The summer quiet continues. A few wildfires flare up from time to time, but they’re small; the state revenue and budget picture wound up on track; and wild animal stories proliferate.
Governor C.L. “Butch” Otter and State Controller Brandon Woolf on July 13 said that continuing strong economic growth enabled the State of Idaho to end fiscal 2018 with $100.7 million more tax revenue than anticipated despite June collections that were $19.3 million less than forecast.
Senator Mike Crapo, a member of the Senate Judiciary Committee, chaired the hearing for Ryan Nelson, an attorney from Idaho Falls and sixth-generation Idahoan, who has been nominated by President Trump to serve as a judge on the Ninth Circuit Court of Appeals. In comments about Nelson, to his Senate colleagues, Crapo highlighted Nelson’s legal experience.
Lieutenant Governor Brad Little traveled to Washington D.C. on July 12 to testify before the U.S. House Committee on Natural Resources Subcommittee on the subject of grazing on federal lands.
The city of Twin Falls is seeking volunteers to fill seven at-large openings on a citizen advisory committee that will explore the feasibility of remodeling or building four fire stations in our community. Residents living within the city limits are encouraged to apply for the ad hoc committee.
Search warrants served on several businesses in the Coeur d’Alene area suspected of trafficking in unlawful alcohol beverages.
The Idaho Public Utilities Commission has approved the sale of Falls Water Company to NW Natural Water Company, LLC. Falls Water serves approximately 5,500 customers in Bonneville County.

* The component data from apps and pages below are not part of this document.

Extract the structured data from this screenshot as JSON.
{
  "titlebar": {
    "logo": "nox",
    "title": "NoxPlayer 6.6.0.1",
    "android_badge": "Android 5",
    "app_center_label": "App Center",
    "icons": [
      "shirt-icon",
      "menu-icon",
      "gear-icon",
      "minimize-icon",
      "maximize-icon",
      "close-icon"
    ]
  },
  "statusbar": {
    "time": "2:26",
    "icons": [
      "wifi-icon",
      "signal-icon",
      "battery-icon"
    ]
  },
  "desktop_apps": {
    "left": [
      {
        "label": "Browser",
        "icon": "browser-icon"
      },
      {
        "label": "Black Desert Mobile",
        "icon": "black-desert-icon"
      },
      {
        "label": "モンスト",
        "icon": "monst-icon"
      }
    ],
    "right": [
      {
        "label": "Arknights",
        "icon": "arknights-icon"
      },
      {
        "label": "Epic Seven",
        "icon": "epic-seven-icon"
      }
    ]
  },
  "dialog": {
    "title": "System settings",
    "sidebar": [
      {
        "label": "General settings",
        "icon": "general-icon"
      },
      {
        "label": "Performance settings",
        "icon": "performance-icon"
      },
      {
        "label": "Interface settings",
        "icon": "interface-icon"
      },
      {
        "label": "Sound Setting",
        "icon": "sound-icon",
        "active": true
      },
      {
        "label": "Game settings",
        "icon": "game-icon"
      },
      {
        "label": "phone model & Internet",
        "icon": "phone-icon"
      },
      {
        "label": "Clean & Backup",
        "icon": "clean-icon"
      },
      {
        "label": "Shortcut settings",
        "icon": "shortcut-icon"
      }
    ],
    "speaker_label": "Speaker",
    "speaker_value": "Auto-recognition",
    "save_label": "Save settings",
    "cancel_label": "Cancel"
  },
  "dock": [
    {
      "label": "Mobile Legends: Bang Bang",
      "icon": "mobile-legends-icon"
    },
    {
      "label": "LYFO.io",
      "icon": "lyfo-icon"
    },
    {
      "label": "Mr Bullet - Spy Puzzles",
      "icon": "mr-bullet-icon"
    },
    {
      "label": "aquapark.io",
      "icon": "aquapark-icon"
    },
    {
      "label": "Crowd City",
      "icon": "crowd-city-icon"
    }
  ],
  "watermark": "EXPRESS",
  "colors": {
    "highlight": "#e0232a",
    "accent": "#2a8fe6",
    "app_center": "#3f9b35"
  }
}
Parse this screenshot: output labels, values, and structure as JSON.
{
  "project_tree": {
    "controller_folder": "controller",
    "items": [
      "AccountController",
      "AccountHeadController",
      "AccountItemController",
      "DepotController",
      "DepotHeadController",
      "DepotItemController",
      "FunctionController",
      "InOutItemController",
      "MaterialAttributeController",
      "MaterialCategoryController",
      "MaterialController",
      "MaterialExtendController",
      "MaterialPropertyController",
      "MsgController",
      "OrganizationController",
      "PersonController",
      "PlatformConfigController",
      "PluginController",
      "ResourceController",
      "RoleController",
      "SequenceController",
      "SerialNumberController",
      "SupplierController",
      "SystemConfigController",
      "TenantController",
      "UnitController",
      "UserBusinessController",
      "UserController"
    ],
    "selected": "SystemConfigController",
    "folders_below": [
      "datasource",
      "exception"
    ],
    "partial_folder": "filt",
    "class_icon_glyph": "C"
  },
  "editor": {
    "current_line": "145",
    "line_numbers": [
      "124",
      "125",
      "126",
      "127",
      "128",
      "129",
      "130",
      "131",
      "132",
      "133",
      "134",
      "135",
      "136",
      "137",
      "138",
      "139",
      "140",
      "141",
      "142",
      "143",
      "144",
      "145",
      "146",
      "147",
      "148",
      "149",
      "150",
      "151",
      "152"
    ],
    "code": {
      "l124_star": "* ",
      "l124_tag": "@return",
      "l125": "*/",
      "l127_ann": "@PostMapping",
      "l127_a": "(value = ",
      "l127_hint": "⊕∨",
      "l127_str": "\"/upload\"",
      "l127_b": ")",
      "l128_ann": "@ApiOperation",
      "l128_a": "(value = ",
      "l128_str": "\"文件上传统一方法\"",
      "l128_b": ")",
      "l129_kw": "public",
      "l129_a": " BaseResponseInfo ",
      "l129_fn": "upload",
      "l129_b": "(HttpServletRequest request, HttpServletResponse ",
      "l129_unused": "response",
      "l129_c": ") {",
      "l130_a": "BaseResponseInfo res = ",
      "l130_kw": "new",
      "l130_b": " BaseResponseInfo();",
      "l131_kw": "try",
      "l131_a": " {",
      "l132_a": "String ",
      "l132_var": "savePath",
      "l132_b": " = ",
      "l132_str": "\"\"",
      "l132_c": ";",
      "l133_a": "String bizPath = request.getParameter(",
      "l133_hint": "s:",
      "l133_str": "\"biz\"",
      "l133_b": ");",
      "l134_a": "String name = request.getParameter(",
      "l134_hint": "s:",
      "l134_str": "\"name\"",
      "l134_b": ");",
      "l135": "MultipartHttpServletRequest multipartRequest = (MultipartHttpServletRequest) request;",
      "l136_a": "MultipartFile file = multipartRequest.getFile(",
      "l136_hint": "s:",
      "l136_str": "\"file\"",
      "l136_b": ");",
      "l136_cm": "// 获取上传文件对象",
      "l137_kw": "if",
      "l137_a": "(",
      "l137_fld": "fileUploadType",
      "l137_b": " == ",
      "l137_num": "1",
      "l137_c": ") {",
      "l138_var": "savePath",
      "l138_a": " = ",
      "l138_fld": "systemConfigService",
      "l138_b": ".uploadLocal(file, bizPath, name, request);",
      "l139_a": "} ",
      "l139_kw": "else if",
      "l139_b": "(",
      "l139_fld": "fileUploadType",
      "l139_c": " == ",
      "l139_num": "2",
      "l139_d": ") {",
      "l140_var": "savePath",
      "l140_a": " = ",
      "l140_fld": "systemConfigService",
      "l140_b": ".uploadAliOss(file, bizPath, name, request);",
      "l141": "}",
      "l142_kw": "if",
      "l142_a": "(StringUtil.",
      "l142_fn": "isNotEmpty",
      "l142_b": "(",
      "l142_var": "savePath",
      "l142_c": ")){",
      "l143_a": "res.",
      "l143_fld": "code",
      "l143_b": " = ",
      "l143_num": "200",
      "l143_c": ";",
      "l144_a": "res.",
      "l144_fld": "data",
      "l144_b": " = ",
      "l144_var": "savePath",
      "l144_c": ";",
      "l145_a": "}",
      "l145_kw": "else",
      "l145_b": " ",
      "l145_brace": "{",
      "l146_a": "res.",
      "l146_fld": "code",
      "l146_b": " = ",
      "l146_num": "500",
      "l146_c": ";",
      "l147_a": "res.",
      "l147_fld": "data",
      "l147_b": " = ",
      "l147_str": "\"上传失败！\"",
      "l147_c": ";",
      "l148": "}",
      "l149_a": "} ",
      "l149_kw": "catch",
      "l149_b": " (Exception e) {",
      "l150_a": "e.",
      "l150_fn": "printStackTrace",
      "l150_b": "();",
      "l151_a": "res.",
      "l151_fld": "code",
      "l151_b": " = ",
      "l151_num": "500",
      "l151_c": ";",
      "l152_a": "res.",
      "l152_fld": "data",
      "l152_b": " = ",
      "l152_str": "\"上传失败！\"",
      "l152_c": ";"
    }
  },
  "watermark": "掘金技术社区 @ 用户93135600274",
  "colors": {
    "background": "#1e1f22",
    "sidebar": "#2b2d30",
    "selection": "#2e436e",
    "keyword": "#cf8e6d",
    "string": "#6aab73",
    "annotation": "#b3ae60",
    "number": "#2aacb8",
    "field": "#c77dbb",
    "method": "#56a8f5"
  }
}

IMAGE The Eli M. Oboler Library at Idaho State University is displaying an exhibit of photography by ISU biology Professor Chuck Peterson titled “Snakes of Idaho” that will be on display through Sept. 28 in the library’s first floor art exhibit area. Peterson’s research interests include the ecology and conservation biology of amphibians and reptiles. Much of his work has focused on reptile populations on Idaho’s Snake River Plain and on amphibian populations in the Greater Yellowstone Ecosystem. Peterson received the Outstanding Herpetologist award from the Idaho Herpetological Society in 1997. This image is of a groundsnake. (photo/Idaho State University, by Peterson)